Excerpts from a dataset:
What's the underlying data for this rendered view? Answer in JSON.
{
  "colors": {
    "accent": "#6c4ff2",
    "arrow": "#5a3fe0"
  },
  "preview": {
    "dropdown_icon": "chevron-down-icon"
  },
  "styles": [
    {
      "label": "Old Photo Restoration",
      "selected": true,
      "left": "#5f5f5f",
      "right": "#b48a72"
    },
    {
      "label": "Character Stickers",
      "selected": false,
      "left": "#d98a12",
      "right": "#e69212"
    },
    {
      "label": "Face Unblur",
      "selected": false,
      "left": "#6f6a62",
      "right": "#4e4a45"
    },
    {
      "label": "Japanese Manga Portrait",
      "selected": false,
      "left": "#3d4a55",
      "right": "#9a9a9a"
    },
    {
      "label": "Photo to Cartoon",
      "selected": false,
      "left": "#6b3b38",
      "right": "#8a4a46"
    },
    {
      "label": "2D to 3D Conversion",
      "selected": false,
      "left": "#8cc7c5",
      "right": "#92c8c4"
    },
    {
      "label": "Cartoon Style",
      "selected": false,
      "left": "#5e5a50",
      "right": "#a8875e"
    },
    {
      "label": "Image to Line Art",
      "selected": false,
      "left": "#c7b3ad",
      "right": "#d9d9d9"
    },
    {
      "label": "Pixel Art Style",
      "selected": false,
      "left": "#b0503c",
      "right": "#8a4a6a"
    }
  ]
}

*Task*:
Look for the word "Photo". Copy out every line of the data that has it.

*Response for this exercise*:
      "label": "Old Photo Restoration",
      "label": "Photo to Cartoon",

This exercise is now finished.